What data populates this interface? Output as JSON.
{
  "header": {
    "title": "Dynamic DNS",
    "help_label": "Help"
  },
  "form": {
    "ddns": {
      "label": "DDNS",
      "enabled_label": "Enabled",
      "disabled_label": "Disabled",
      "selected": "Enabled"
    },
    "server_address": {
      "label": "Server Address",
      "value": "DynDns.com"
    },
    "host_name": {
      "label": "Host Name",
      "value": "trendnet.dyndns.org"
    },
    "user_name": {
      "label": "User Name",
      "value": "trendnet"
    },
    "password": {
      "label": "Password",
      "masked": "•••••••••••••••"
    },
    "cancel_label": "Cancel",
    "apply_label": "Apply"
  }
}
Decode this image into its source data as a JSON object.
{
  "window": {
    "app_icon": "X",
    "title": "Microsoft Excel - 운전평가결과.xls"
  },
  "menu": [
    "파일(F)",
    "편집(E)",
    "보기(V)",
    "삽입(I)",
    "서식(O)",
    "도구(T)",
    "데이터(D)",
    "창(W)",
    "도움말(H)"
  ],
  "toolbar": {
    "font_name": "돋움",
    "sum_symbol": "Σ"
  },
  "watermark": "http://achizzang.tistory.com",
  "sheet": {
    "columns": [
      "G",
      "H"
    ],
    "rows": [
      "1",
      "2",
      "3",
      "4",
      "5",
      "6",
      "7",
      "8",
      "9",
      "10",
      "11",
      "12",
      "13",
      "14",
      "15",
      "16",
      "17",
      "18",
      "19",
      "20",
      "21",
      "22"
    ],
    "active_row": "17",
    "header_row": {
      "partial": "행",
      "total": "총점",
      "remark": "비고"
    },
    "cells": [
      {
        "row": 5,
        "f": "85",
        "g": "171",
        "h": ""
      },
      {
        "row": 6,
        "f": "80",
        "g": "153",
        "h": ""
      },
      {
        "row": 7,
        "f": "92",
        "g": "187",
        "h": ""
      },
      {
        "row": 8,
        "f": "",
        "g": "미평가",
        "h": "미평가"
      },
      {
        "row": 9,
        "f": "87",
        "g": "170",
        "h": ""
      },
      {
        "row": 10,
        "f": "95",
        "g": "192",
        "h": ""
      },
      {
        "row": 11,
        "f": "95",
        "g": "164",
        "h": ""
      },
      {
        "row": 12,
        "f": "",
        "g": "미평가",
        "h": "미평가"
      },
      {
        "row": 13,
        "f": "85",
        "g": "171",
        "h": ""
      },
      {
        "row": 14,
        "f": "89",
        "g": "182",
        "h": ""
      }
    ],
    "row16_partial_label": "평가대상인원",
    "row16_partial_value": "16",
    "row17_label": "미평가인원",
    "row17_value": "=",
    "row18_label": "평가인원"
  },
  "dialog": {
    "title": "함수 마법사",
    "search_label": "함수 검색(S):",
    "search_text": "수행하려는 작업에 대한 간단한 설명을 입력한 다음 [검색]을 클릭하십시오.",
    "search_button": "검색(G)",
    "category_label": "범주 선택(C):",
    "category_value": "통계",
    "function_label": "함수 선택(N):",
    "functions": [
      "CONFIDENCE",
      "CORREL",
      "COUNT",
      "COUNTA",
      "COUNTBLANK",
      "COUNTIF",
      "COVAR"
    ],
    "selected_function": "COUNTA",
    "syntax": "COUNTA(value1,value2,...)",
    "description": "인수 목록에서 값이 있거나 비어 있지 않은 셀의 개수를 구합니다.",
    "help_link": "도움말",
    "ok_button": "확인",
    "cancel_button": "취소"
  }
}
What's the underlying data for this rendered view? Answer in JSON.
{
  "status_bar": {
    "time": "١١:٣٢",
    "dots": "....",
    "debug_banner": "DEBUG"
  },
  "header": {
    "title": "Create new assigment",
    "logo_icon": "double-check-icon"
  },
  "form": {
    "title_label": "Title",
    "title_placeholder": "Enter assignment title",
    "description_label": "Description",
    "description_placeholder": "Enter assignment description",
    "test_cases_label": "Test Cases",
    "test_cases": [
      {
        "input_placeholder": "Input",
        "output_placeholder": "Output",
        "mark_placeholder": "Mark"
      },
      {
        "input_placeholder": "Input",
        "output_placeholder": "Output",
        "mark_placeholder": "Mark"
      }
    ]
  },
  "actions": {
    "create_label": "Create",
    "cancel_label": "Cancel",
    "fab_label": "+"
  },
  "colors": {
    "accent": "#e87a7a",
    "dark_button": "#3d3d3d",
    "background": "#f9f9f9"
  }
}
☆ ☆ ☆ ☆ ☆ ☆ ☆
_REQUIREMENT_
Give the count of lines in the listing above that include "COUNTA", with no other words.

_EXERCISE SOLUTION_
3